▸ **Data supplied**:
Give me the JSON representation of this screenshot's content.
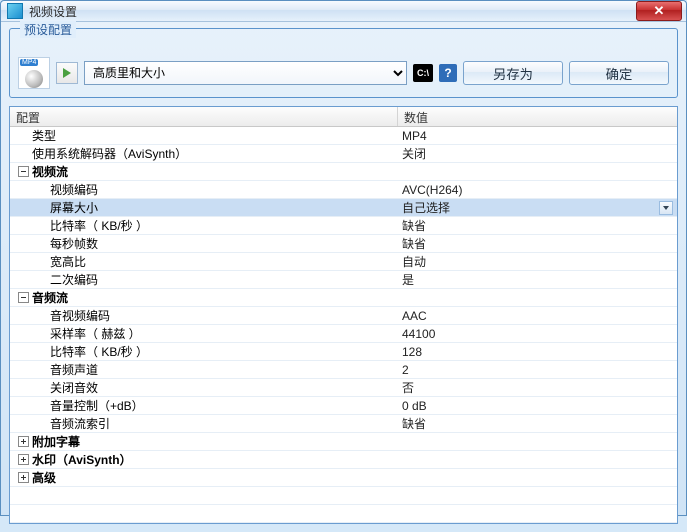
{
  "window": {
    "title": "视频设置",
    "close": "✕"
  },
  "presets": {
    "legend": "预设配置",
    "selected": "高质里和大小",
    "cmd": "C:\\",
    "help": "?",
    "saveas": "另存为",
    "ok": "确定"
  },
  "grid": {
    "head": {
      "config": "配置",
      "value": "数值"
    }
  },
  "rows": {
    "type": {
      "label": "类型",
      "value": "MP4"
    },
    "avisynth": {
      "label": "使用系统解码器（AviSynth）",
      "value": "关闭"
    },
    "video": {
      "label": "视频流"
    },
    "vcodec": {
      "label": "视频编码",
      "value": "AVC(H264)"
    },
    "screen": {
      "label": "屏幕大小",
      "value": "自己选择"
    },
    "vbitrate": {
      "label": "比特率（ KB/秒 ）",
      "value": "缺省"
    },
    "fps": {
      "label": "每秒帧数",
      "value": "缺省"
    },
    "aspect": {
      "label": "宽高比",
      "value": "自动"
    },
    "twopass": {
      "label": "二次编码",
      "value": "是"
    },
    "audio": {
      "label": "音频流"
    },
    "acodec": {
      "label": "音视频编码",
      "value": "AAC"
    },
    "srate": {
      "label": "采样率（ 赫兹 ）",
      "value": "44100"
    },
    "abitrate": {
      "label": "比特率（ KB/秒 ）",
      "value": "128"
    },
    "channels": {
      "label": "音频声道",
      "value": "2"
    },
    "mute": {
      "label": "关闭音效",
      "value": "否"
    },
    "volume": {
      "label": "音量控制（+dB）",
      "value": "0 dB"
    },
    "aindex": {
      "label": "音频流索引",
      "value": "缺省"
    },
    "subs": {
      "label": "附加字幕"
    },
    "wm": {
      "label": "水印（AviSynth）"
    },
    "adv": {
      "label": "高级"
    }
  }
}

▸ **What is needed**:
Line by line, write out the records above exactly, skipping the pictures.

▸ **Output of the task**:
Give me the JSON representation of this screenshot's content.
{
  "window": {
    "title": "视频设置",
    "close": "✕"
  },
  "presets": {
    "legend": "预设配置",
    "selected": "高质里和大小",
    "cmd": "C:\\",
    "help": "?",
    "saveas": "另存为",
    "ok": "确定"
  },
  "grid": {
    "head": {
      "config": "配置",
      "value": "数值"
    }
  },
  "rows": {
    "type": {
      "label": "类型",
      "value": "MP4"
    },
    "avisynth": {
      "label": "使用系统解码器（AviSynth）",
      "value": "关闭"
    },
    "video": {
      "label": "视频流"
    },
    "vcodec": {
      "label": "视频编码",
      "value": "AVC(H264)"
    },
    "screen": {
      "label": "屏幕大小",
      "value": "自己选择"
    },
    "vbitrate": {
      "label": "比特率（ KB/秒 ）",
      "value": "缺省"
    },
    "fps": {
      "label": "每秒帧数",
      "value": "缺省"
    },
    "aspect": {
      "label": "宽高比",
      "value": "自动"
    },
    "twopass": {
      "label": "二次编码",
      "value": "是"
    },
    "audio": {
      "label": "音频流"
    },
    "acodec": {
      "label": "音视频编码",
      "value": "AAC"
    },
    "srate": {
      "label": "采样率（ 赫兹 ）",
      "value": "44100"
    },
    "abitrate": {
      "label": "比特率（ KB/秒 ）",
      "value": "128"
    },
    "channels": {
      "label": "音频声道",
      "value": "2"
    },
    "mute": {
      "label": "关闭音效",
      "value": "否"
    },
    "volume": {
      "label": "音量控制（+dB）",
      "value": "0 dB"
    },
    "aindex": {
      "label": "音频流索引",
      "value": "缺省"
    },
    "subs": {
      "label": "附加字幕"
    },
    "wm": {
      "label": "水印（AviSynth）"
    },
    "adv": {
      "label": "高级"
    }
  }
}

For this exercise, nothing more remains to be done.